Our perspective is our reality. Our personal reality, however, may not be what’s actually happening. For instance, Chicken Little’s perspective was “The sky is falling!” When in reality, an acorn had fallen on his head. I love this quote from the Talmud, We don’t see things as they are; we see them as we are.” 

One of my friends shared: “When I’m disturbed, I mentally take a step back to obtain a wider perspective. When I’m confused, I mentally take a step forward to narrow my focus and observe only what’s directly in front of me.” I applaud her ability to change lenses—shift her perspective—as necessary.

For my clients who would benefit from a change in perspective, I have them do the following exercise so they can physically see that there’s always more than one way to look at something:

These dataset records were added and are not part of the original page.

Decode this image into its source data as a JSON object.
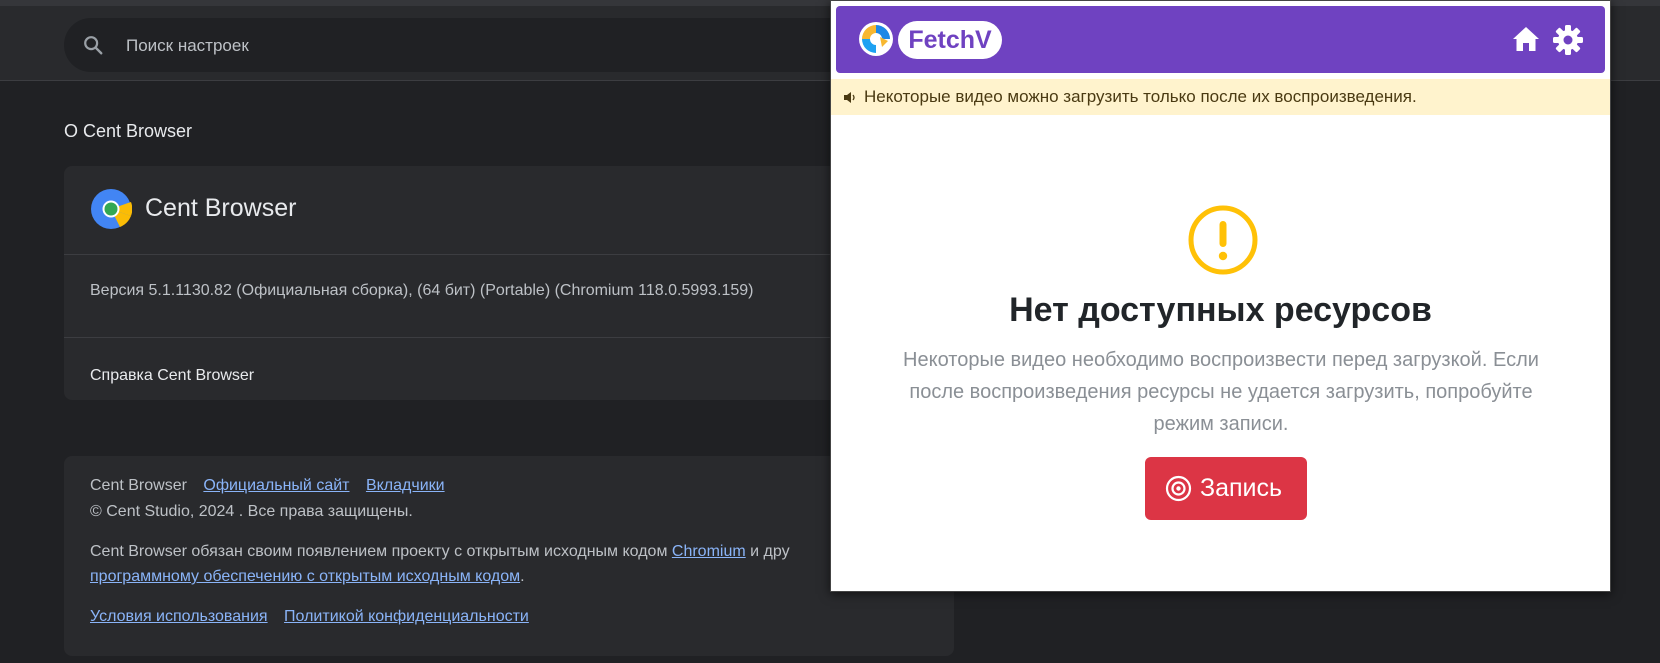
{
  "settings": {
    "search": {
      "placeholder": "Поиск настроек"
    },
    "section_title": "О Cent Browser",
    "about": {
      "browser_name": "Cent Browser",
      "version": "Версия 5.1.1130.82 (Официальная сборка), (64 бит) (Portable) (Chromium 118.0.5993.159)",
      "help_label": "Справка Cent Browser"
    },
    "footer": {
      "product_name": "Cent Browser",
      "official_site_link": "Официальный сайт",
      "contributors_link": "Вкладчики",
      "copyright": "© Cent Studio, 2024 . Все права защищены.",
      "credits_prefix": "Cent Browser обязан своим появлением проекту с открытым исходным кодом",
      "chromium_link": "Chromium",
      "credits_suffix_visible": "и дру",
      "oss_link": "программному обеспечению с открытым исходным кодом",
      "oss_period": ".",
      "terms_link": "Условия использования",
      "privacy_link": "Политикой конфиденциальности"
    }
  },
  "popup": {
    "app_name": "FetchV",
    "notice": "Некоторые видео можно загрузить только после их воспроизведения.",
    "empty_title": "Нет доступных ресурсов",
    "empty_description": "Некоторые видео необходимо воспроизвести перед загрузкой. Если после воспроизведения ресурсы не удается загрузить, попробуйте режим записи.",
    "record_button": "Запись",
    "icons": {
      "home": "home-icon",
      "settings": "gear-icon",
      "warning": "exclamation-circle-icon",
      "record": "record-icon",
      "speaker": "speaker-icon"
    }
  },
  "colors": {
    "popup_header": "#6f42c1",
    "record_button": "#dc3545",
    "notice_background": "#fff3cd",
    "warning_icon": "#ffc107",
    "link": "#8ab4f8",
    "page_background": "#202124"
  }
}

Shift in Perspective Exercise
(as shown in the slideshow above)

1. Stand up and hold your dominant hand over your head, index finger pointed at the ceiling. 

2. Make a continuous clockwise circle about 6-inches in diameter. Maintain a clockwise direction. 

3. Slowly lower your hand while continuing a clockwise motion. 

4. Once the top of your index finger is just below your chin, take a look. Notice that your hand is now circling in a counter-clockwise fashion!

When you started, your observation was from below. When you ended, your observation was from above, an aerial view. Your direction never changed. The only thing that changed was the way you viewed it—your perspective.

In my experience, shifting one’s mental outlook—one’s perspective—even slightly can significantly change the trajectory and reveal the sun coming up beyond the dark horizon.

What did you discover the last time you shifted your perspective?

Listen with your heart,

Laurie Buchanan

Whatever you are not changing, you are choosing.”
               – Laurie Buchanan


© 2010 Laurie Buchanan – All Rights Reserved